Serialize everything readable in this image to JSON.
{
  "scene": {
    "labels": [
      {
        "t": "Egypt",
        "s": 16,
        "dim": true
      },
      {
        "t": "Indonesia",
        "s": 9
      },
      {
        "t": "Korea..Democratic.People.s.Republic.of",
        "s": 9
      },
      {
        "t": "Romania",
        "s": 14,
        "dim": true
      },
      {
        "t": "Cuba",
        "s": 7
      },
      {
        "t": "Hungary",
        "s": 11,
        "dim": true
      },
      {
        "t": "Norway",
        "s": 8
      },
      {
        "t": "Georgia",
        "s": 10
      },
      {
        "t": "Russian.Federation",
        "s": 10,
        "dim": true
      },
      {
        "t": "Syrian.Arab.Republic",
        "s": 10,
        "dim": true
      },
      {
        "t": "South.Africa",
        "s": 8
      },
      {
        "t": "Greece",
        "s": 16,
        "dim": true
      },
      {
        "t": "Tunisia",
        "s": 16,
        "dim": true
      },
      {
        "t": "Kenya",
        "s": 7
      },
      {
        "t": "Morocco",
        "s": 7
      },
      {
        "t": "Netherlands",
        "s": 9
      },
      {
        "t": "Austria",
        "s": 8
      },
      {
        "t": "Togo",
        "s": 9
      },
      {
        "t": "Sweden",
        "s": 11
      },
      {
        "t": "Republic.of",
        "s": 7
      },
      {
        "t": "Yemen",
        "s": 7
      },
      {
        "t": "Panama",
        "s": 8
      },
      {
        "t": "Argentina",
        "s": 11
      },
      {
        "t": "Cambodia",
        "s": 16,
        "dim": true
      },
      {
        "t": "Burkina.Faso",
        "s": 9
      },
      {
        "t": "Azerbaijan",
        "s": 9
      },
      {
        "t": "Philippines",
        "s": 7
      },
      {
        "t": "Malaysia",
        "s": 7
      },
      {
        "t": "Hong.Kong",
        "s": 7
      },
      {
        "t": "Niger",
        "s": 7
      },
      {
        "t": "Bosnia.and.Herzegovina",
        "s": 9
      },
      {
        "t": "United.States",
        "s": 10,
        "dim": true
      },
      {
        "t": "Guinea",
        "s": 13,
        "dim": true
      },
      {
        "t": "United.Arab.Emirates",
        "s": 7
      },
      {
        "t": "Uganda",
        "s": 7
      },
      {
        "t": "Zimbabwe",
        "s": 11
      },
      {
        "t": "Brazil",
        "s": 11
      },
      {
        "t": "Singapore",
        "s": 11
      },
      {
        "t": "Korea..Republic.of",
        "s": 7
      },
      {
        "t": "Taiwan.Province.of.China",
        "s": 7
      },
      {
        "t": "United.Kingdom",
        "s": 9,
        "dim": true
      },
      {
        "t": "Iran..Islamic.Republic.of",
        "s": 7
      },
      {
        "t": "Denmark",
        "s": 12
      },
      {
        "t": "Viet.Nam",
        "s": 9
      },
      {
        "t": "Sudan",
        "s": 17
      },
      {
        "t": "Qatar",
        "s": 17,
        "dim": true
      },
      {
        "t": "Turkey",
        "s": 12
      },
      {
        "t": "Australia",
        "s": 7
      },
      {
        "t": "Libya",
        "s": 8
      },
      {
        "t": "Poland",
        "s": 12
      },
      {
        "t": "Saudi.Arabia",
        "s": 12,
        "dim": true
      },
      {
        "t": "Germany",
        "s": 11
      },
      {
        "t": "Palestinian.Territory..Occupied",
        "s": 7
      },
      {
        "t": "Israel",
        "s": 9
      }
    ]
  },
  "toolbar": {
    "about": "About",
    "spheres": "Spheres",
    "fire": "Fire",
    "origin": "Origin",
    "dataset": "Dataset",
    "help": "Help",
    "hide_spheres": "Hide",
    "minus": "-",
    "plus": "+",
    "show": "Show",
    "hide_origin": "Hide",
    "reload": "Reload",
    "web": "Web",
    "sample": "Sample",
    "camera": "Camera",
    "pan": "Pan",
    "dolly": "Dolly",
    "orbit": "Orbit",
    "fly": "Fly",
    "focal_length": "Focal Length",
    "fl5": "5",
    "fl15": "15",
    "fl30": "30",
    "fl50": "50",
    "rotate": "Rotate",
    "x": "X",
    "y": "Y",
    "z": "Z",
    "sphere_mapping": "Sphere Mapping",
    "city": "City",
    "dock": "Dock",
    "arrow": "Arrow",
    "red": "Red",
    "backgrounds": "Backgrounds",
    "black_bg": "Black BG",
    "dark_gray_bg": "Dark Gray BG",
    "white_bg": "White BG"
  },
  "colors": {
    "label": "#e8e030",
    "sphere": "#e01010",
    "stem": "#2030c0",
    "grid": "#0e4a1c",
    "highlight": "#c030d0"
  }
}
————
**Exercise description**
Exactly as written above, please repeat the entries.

**Expected answer**
Serialize everything readable in this image to JSON.
{
  "scene": {
    "labels": [
      {
        "t": "Egypt",
        "s": 16,
        "dim": true
      },
      {
        "t": "Indonesia",
        "s": 9
      },
      {
        "t": "Korea..Democratic.People.s.Republic.of",
        "s": 9
      },
      {
        "t": "Romania",
        "s": 14,
        "dim": true
      },
      {
        "t": "Cuba",
        "s": 7
      },
      {
        "t": "Hungary",
        "s": 11,
        "dim": true
      },
      {
        "t": "Norway",
        "s": 8
      },
      {
        "t": "Georgia",
        "s": 10
      },
      {
        "t": "Russian.Federation",
        "s": 10,
        "dim": true
      },
      {
        "t": "Syrian.Arab.Republic",
        "s": 10,
        "dim": true
      },
      {
        "t": "South.Africa",
        "s": 8
      },
      {
        "t": "Greece",
        "s": 16,
        "dim": true
      },
      {
        "t": "Tunisia",
        "s": 16,
        "dim": true
      },
      {
        "t": "Kenya",
        "s": 7
      },
      {
        "t": "Morocco",
        "s": 7
      },
      {
        "t": "Netherlands",
        "s": 9
      },
      {
        "t": "Austria",
        "s": 8
      },
      {
        "t": "Togo",
        "s": 9
      },
      {
        "t": "Sweden",
        "s": 11
      },
      {
        "t": "Republic.of",
        "s": 7
      },
      {
        "t": "Yemen",
        "s": 7
      },
      {
        "t": "Panama",
        "s": 8
      },
      {
        "t": "Argentina",
        "s": 11
      },
      {
        "t": "Cambodia",
        "s": 16,
        "dim": true
      },
      {
        "t": "Burkina.Faso",
        "s": 9
      },
      {
        "t": "Azerbaijan",
        "s": 9
      },
      {
        "t": "Philippines",
        "s": 7
      },
      {
        "t": "Malaysia",
        "s": 7
      },
      {
        "t": "Hong.Kong",
        "s": 7
      },
      {
        "t": "Niger",
        "s": 7
      },
      {
        "t": "Bosnia.and.Herzegovina",
        "s": 9
      },
      {
        "t": "United.States",
        "s": 10,
        "dim": true
      },
      {
        "t": "Guinea",
        "s": 13,
        "dim": true
      },
      {
        "t": "United.Arab.Emirates",
        "s": 7
      },
      {
        "t": "Uganda",
        "s": 7
      },
      {
        "t": "Zimbabwe",
        "s": 11
      },
      {
        "t": "Brazil",
        "s": 11
      },
      {
        "t": "Singapore",
        "s": 11
      },
      {
        "t": "Korea..Republic.of",
        "s": 7
      },
      {
        "t": "Taiwan.Province.of.China",
        "s": 7
      },
      {
        "t": "United.Kingdom",
        "s": 9,
        "dim": true
      },
      {
        "t": "Iran..Islamic.Republic.of",
        "s": 7
      },
      {
        "t": "Denmark",
        "s": 12
      },
      {
        "t": "Viet.Nam",
        "s": 9
      },
      {
        "t": "Sudan",
        "s": 17
      },
      {
        "t": "Qatar",
        "s": 17,
        "dim": true
      },
      {
        "t": "Turkey",
        "s": 12
      },
      {
        "t": "Australia",
        "s": 7
      },
      {
        "t": "Libya",
        "s": 8
      },
      {
        "t": "Poland",
        "s": 12
      },
      {
        "t": "Saudi.Arabia",
        "s": 12,
        "dim": true
      },
      {
        "t": "Germany",
        "s": 11
      },
      {
        "t": "Palestinian.Territory..Occupied",
        "s": 7
      },
      {
        "t": "Israel",
        "s": 9
      }
    ]
  },
  "toolbar": {
    "about": "About",
    "spheres": "Spheres",
    "fire": "Fire",
    "origin": "Origin",
    "dataset": "Dataset",
    "help": "Help",
    "hide_spheres": "Hide",
    "minus": "-",
    "plus": "+",
    "show": "Show",
    "hide_origin": "Hide",
    "reload": "Reload",
    "web": "Web",
    "sample": "Sample",
    "camera": "Camera",
    "pan": "Pan",
    "dolly": "Dolly",
    "orbit": "Orbit",
    "fly": "Fly",
    "focal_length": "Focal Length",
    "fl5": "5",
    "fl15": "15",
    "fl30": "30",
    "fl50": "50",
    "rotate": "Rotate",
    "x": "X",
    "y": "Y",
    "z": "Z",
    "sphere_mapping": "Sphere Mapping",
    "city": "City",
    "dock": "Dock",
    "arrow": "Arrow",
    "red": "Red",
    "backgrounds": "Backgrounds",
    "black_bg": "Black BG",
    "dark_gray_bg": "Dark Gray BG",
    "white_bg": "White BG"
  },
  "colors": {
    "label": "#e8e030",
    "sphere": "#e01010",
    "stem": "#2030c0",
    "grid": "#0e4a1c",
    "highlight": "#c030d0"
  }
}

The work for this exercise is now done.